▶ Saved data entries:

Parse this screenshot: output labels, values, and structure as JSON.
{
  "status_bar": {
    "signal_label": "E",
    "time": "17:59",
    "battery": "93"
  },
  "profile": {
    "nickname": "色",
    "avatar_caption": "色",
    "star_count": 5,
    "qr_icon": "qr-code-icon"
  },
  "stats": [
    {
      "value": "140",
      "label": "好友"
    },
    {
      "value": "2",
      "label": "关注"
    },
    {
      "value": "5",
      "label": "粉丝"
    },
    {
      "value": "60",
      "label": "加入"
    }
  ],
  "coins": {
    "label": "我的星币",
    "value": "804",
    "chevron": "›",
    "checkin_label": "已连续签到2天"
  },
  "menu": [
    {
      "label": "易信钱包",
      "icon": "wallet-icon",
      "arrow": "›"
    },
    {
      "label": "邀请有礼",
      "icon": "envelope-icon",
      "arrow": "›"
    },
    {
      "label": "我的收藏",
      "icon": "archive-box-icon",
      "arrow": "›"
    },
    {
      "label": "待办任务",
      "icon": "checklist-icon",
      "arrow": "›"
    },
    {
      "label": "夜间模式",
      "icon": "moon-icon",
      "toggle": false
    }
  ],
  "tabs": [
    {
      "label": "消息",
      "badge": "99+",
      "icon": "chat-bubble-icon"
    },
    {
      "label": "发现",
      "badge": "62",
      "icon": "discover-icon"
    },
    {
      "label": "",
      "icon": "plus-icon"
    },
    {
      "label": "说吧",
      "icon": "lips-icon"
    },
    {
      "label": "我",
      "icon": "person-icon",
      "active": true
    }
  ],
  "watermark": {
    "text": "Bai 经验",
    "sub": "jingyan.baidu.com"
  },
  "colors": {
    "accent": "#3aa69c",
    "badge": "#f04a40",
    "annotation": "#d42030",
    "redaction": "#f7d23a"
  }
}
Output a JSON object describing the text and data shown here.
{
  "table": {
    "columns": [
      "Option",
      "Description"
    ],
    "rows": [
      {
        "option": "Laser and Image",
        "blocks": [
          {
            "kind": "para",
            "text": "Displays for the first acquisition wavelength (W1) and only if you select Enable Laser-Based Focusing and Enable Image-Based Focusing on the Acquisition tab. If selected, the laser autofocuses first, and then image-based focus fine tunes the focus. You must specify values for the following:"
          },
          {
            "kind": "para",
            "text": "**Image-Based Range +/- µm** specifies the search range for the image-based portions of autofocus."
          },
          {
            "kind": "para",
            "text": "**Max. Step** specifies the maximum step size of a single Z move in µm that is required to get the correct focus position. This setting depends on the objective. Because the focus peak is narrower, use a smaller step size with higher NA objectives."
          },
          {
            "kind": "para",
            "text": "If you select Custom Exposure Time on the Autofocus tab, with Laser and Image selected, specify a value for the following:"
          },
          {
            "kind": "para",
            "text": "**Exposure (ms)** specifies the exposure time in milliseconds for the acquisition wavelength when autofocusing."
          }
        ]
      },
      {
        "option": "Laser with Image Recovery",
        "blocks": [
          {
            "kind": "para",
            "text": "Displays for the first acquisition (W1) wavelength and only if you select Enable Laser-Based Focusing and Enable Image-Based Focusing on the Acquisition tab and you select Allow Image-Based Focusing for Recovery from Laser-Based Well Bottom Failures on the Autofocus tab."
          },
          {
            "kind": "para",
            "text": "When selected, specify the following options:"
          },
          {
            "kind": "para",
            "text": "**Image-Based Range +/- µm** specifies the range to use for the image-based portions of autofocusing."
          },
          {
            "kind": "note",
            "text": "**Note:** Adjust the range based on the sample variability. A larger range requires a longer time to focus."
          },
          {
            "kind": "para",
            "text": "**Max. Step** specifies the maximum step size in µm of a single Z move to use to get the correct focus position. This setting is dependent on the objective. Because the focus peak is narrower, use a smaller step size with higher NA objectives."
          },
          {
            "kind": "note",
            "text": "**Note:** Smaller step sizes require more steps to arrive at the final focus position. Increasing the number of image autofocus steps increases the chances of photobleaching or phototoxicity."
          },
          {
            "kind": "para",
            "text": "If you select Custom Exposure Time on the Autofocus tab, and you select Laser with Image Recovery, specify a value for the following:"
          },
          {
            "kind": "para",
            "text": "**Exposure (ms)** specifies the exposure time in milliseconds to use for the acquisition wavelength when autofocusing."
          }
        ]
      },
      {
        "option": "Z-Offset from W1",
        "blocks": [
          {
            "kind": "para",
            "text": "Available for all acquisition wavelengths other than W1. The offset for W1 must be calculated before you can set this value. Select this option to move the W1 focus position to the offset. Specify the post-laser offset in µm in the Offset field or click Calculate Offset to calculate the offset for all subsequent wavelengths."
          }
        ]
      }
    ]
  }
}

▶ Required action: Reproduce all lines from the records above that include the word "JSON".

▶ Finished task:
Parse this screenshot: output labels, values, and structure as JSON.
Output a JSON object describing the text and data shown here.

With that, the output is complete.